As corruption probes mount against the former Moscow mayor, Luzhkov accused his enemies of initiating a campaign of "political bullying" against him -- and vowed to resist.
"I will stay in Moscow and fight for my honor and name," Luzhkov said. He made those comments from Salzburg, Austria in a telephone interview with the Britain's "Financial Times."
Days earlier, news reports emerged that Luzhkov had applied for a British visa, ostensibly to visit his children who are studying there.
And last month, Latvia rejected Luzhkov's request for a residency permit, citing the hostile comments he made about that country in the past. (Famously nationalistic, Luzhkov has described Riga's policy toward its Russian minority as "genocide.") Latvian officials say Luzhkov is on a blacklist of people banned from even entering the country.
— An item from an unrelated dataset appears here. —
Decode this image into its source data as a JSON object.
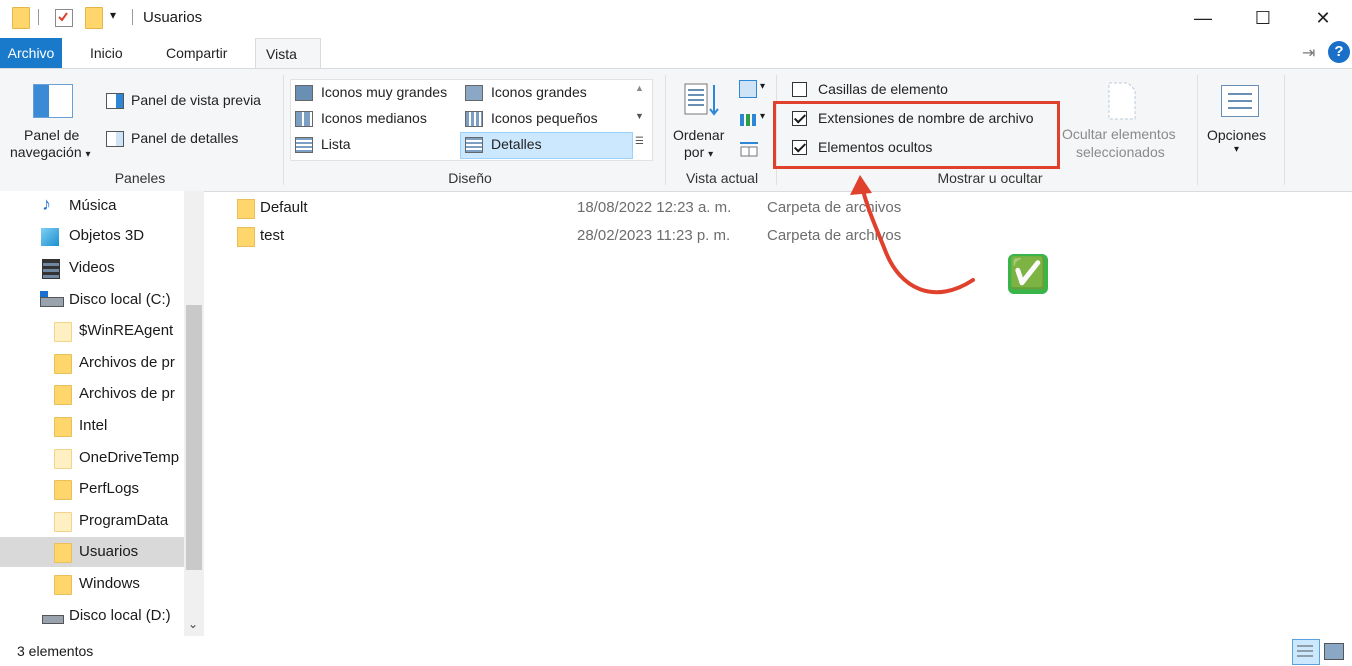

Luzhkov's visa and residency permit hunting has naturally sparked chatter that he was preparing to emigrate, following the lead of other former insiders who fell out of favor with the Kremlin.
Despite the ex-mayor's strenuous denials that this is not the case, these are nevertheless nervous times for the man who once ruled Russia's glitzy capital like a feudal lord.
Sergei Stepashin, chairman of Russia’s Audit Chamber, says his investigators have uncovered financial violations in Luzhkov's City Hall totaling 230 billion rubles ($7.8 billion) in 2009 and 2010 alone.
Sergei Sobyanin, the man President Dmitry Medvedev appointed as Moscow's new mayor after firing Luzhkov last autumn, says he plans to review 100,000 contracts concluded by his predecessor's administration.
"There is a second information campaign against Luzhkov, comparable in scale to the one that led to his resignation in September 2010," the Russian daily "Vedomosti" wrote today.
Of course, the fact that corruption was endemic throughout much of Luzhkov's rule should surprise nobody.
"Considering all the impropriety and kickbacks, it would be easier for me to tell you the places where there wasn't any corruption. In public transportation, the metro, road construction, the abuses were enormous," Dmitry Katayev, a former member of the Moscow City Duma told RFE/RL's Russian Service in an interview today.
But as long as Luzhkov was politically useful, Katayev said the Kremlin turned a blind eye:
Indeed, the opposition's longstanding allegations against Luzhkov, who denies any wrongdoing, became relevant when the authorities decided they wanted to get rid of him. Before that they were ignored.
But of course we've seen this movie before. The Kremlin uses corruption as a means of controlling the elite -- letting it slide as long as one is useful and sufficiently deferent to the regime, all the while compiling a dossier that can be opened up at any time.
Today it is Luzhkov's turn to get thrown under the bus. Sooner or later, it will be somebody else's turn as well.
-- Brian Whitmore